Brighton & Hove – the first 'Urban Biosphere City'?
Notes of the speeches made at this conference can be accessed by clicking here
date: Thursday 30 – Friday 31 October 2008
venue: Bellerbys Brighton Study Centre, Brighton
This year's Sustainability Conference will look at how biodiversity might shape Brighton & Hove. The aim of the conference is to contribute to international debate about the greening of cities as well as to help local decision makers take biodiversity into account in city planning.
Brighton & Hove’s Sustainable Community Strategy includes a commitment to work towards designation of the city ‘as the first UK Urban Biosphere Reserve’.
Urban Biosphere Reserve
Biosphere Reserves, designated by UNESCO in partnership with national governments, could be described as ‘centres of excellence’ where conserving ecosystems and biodiversity is actively prioritised, alongside economic and social development.
Currently, all Biosphere Reserves are rural, but UNESCO has recognised the need to establish the same ecological principles in urban areas and there has been much debate internationally about what a ‘biosphere city’ might look like.
Typically cities consume food, water and other ‘ecological services’, sometimes from vast distances away, and produce pollutants and waste which must be ‘processed’ by their surrounding natural environment. Most cities owe a huge ‘ecological debt’ to their rural hinterlands which can only be sustained because cities cover a relatively small proportion of the globe.
But cities are growing – and fast. In 2007 over half the world’s population became city dwellers. More than ever before, we need to find ways for cities to be more ecologically sustainable.
Sustainability Conference 2008

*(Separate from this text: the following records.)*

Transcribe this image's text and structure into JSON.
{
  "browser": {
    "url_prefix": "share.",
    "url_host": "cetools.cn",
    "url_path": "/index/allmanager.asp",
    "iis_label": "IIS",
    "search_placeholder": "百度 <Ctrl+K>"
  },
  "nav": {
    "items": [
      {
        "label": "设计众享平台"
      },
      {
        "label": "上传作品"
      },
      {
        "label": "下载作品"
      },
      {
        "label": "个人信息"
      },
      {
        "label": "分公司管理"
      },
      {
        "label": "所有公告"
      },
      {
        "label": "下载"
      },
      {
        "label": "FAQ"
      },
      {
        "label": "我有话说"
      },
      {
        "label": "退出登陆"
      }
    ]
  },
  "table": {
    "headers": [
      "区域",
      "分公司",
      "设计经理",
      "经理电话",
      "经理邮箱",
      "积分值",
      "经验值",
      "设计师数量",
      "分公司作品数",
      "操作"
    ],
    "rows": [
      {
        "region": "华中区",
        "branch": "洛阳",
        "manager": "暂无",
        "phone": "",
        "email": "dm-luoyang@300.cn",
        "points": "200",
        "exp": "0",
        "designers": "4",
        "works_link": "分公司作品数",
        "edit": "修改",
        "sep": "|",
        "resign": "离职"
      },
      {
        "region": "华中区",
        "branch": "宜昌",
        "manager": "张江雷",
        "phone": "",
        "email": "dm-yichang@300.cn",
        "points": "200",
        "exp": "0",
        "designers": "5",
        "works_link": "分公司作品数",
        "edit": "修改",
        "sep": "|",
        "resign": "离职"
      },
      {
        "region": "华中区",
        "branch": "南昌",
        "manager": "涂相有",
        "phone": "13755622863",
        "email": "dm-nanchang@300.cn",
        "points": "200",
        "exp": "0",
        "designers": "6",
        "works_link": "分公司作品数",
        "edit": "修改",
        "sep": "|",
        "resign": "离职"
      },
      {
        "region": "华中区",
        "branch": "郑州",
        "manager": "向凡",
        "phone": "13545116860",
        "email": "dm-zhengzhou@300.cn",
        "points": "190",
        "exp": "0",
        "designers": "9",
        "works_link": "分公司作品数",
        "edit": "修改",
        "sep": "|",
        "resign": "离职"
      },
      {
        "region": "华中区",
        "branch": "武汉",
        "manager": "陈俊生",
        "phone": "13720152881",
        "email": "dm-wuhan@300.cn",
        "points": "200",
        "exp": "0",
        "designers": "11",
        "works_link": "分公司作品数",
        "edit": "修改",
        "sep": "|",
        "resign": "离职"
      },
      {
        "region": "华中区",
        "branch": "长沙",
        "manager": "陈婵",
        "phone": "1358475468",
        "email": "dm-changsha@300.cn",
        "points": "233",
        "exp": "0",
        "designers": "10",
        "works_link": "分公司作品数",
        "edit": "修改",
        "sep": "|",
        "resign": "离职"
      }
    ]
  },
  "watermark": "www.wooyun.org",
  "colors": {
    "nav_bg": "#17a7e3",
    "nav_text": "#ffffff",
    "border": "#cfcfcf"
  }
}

This year the Sustainability Conference is over two days and is jointly organised by the University of Brighton and Brighton & Hove City Council, and will be supported by the Environment Agency.
The conference will aim to address the following questions as well as contribute to the international debate about the future role of ecology in cities:
-What would designation as a UNESCO Biosphere Reserve mean for Brighton & Hove?
-How might the wider Brighton & Hove community be engaged in helping to achieve Biosphere Reserve status?
-How might being a ‘biosphere city’ affect the day-to-day lives of people living in and visiting Brighton & Hove?
-How might it help to guide policy and shape new development, transport, education and housing?
, chaired by Stuart Laing, Pro-Vice Chancellor of the university, and Alan McCarthy, Chief Executive of the council, will look at how being a biosphere city might affect strategic issues such as economic and social development, housing, education, health and food production.
, chaired by Dr Niall Burnside, of Brighton University will take a local perspective, looking at how local communities might benefit. Day Two will also include a series of workshops where delegates will have the opportunity to engage in exploring key issues in more depth.
A full conference schedule will be available soon but confirmed speakers include:
-Sir John Harman, until recently Chair of the Environment Agency
-Professor Thomas Elmqvist, Stockholm University, Sweden, a key contributor to the international debate on Urban Biosphere Reserves and to the Millennium Ecosystem Assessment
-Tim Jackson, Professor of Sustainable Development at the Centre for Environmental Strategy in the University of Surrey
-Mathew Frith, urban ecologist from the Peabody Trust
Delegate and stall-holder registration
If you would like to register for the conference as a delegate and/or as a stall-holder please complete the conference registration form. Once we have received your completed form we will send you confirmation of your place.
If you have any further queries please email:
Go to Brighton and Hove City Council's website
for further information and details on how to take part.